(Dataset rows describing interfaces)
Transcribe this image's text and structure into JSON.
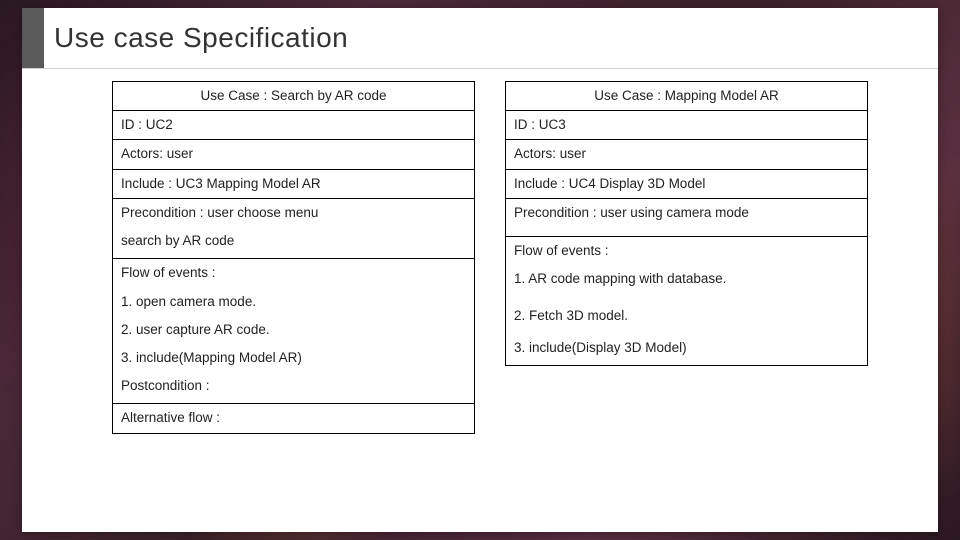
{
  "title": "Use case Specification",
  "uc_left": {
    "header": "Use Case : Search by AR code",
    "id": "ID : UC2",
    "actors": "Actors: user",
    "include": "Include : UC3 Mapping Model AR",
    "precondition_l1": "Precondition : user choose menu",
    "precondition_l2": "search by AR code",
    "flow_label": "Flow of events :",
    "flow_1": "1. open camera mode.",
    "flow_2": "2. user capture AR code.",
    "flow_3": "3. include(Mapping Model AR)",
    "postcondition": "Postcondition :",
    "altflow": "Alternative flow :"
  },
  "uc_right": {
    "header": "Use Case : Mapping Model AR",
    "id": "ID : UC3",
    "actors": "Actors: user",
    "include": "Include : UC4 Display 3D Model",
    "precondition": "Precondition : user using camera mode",
    "flow_label": "Flow of events :",
    "flow_1": "1. AR code mapping with database.",
    "flow_2": "2. Fetch 3D model.",
    "flow_3": "3. include(Display 3D Model)"
  }
}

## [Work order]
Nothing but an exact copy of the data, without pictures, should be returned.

## [Result below]
Transcribe this image's text and structure into JSON.
{
  "title": "Use case Specification",
  "uc_left": {
    "header": "Use Case : Search by AR code",
    "id": "ID : UC2",
    "actors": "Actors: user",
    "include": "Include : UC3 Mapping Model AR",
    "precondition_l1": "Precondition : user choose menu",
    "precondition_l2": "search by AR code",
    "flow_label": "Flow of events :",
    "flow_1": "1. open camera mode.",
    "flow_2": "2. user capture AR code.",
    "flow_3": "3. include(Mapping Model AR)",
    "postcondition": "Postcondition :",
    "altflow": "Alternative flow :"
  },
  "uc_right": {
    "header": "Use Case : Mapping Model AR",
    "id": "ID : UC3",
    "actors": "Actors: user",
    "include": "Include : UC4 Display 3D Model",
    "precondition": "Precondition : user using camera mode",
    "flow_label": "Flow of events :",
    "flow_1": "1. AR code mapping with database.",
    "flow_2": "2. Fetch 3D model.",
    "flow_3": "3. include(Display 3D Model)"
  }
}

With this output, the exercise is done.